Derek Jeter again hit a go-ahead home run and the Yankees' beleaguered bullpen made it hold up for a 6-5 victory Friday night, sending the Rangers to their fifth straight loss.
"Every out we got tonight was huge," Yankees manager Joe Torre said.
With their closer and main setup man held out after a heavy workload, the Yankees relied on a different set of relievers. Felix Rodriguez, Wayne Franklin, Shawn Chacon and Tanyon Sturtze came through, combining for four scoreless innings.
"We knew we were going to have to piece it together," Sturtze said.
Rivera had it rough, too.
"It was tough standing out there. I was walking around, watching them," he said. "They definitely did the job."
A night after Jeter hit an opposite-field, tiebreaking homer in the seventh inning that beat Texas 9-8, he connected. His 14th home run of the season -- also to right, this time into the upper deck -- put the Yankees ahead 6-5 in the fourth, and that was enough.
"When I am hitting the ball the other way and up the middle, that's when I usually have pretty good swings," Jeter said. "I knew it was gone, but I didn't know it was that far."
"Our bullpen did a great job. Everyone that came in threw well," he said. "Those guys can swing the bats pretty big, one through nine, and they did an excellent job in holding them to no runs."
Al Leiter (3-3) held on through five innings for the win. Rookie C.J. Wilson (0-5) gave up Jeter's home run on his second pitch.

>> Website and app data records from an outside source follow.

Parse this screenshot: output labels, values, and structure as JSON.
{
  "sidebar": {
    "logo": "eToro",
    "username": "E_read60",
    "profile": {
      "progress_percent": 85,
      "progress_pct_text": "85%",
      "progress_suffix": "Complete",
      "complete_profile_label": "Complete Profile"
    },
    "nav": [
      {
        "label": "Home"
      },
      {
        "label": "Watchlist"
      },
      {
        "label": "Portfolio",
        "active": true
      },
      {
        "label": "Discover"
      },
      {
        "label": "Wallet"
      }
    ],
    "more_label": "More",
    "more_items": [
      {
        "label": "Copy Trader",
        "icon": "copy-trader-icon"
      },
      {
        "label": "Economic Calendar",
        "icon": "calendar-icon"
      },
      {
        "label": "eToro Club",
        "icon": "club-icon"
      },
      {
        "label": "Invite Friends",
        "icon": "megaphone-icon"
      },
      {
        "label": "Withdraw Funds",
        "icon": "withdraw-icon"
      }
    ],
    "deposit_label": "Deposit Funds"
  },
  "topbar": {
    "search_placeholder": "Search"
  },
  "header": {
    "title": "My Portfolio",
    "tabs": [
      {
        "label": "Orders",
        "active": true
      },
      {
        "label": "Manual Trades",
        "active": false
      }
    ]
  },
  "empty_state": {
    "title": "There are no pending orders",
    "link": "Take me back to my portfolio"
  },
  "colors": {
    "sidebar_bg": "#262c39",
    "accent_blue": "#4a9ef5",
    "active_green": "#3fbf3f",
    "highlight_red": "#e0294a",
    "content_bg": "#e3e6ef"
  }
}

Texas fell to 0-5 on its season-long 13-game road trip. The Rangers have scored at least five runs in each of those defeats, and blew an early 4-1 edge in this game.
"It seems every time we score some runs, we go out there and give some up," Texas manager Buck Showalter said.
Chacon, still scheduled to start Sunday, returned to his relieving roots and pitched the eighth. He recorded 35 saves for Colorado last year, but had been used almost exclusively as a starter this season with the Rockies and Yankees.
"I felt like I was an emergency. I didn't think I was going to get in," he said. "I kind of had some flashbacks."
Sturtze pitched a perfect ninth, retiring the middle of the Texas order for his first save of the season in four chances. It was his third career save.
"I treated it like any other inning," he said.
The steamy, 89-degree evening -- and a lack of command -- took a toll on starters Chris Young and Leiter.
Young left after three innings with Texas trailing 5-4. When Leiter took the mound to begin the fifth, the game had already dragged on for 2 hours. And by the time that inning ended, there had been a whopping 247 pitches overall.
Texas tied it at 5 in the top half when Gary Matthews Jr. hustled for a triple and scored on Michael Young's single.
Jeter's homer helped keep Wilson winless in his major league career. He pitched four innings, allowing that lone run.
"It's kind of funny," Showalter said. With all the pitchers used in that game, maybe the most effective guy over a long period of time gets the loss. You figure that out."
Bernie Williams' two-out, two-run homer capped a four-run burst that put the Yankees ahead 5-4 in the third.
Alfonso Soriano hit his 28th home run in the top half, giving Texas a 4-1 lead. The solo shot was his fourth career homer against his former team.
Soriano's leadoff single started a three-run second. Gary Matthews Jr. drew a bases-loaded walk with two outs and Michael Young followed with a grounder to shortstop that Jeter bobbled. Jeter compounded the mistake by rushing a wide throw to second -- he was charged with a rare double-error, and two runs scored.
- Texas has lost a season-high six in a row on the road.
- With 13 errors, Jeter matched his total from last season, when he won his first Gold Glove.
- The Yankees played their fifth straight one-run decision. They're 3-2 in that span.
- Soriano has a 12-game hitting streak.
- Tino Martinez extended his hitting streak to a season-high 10 games.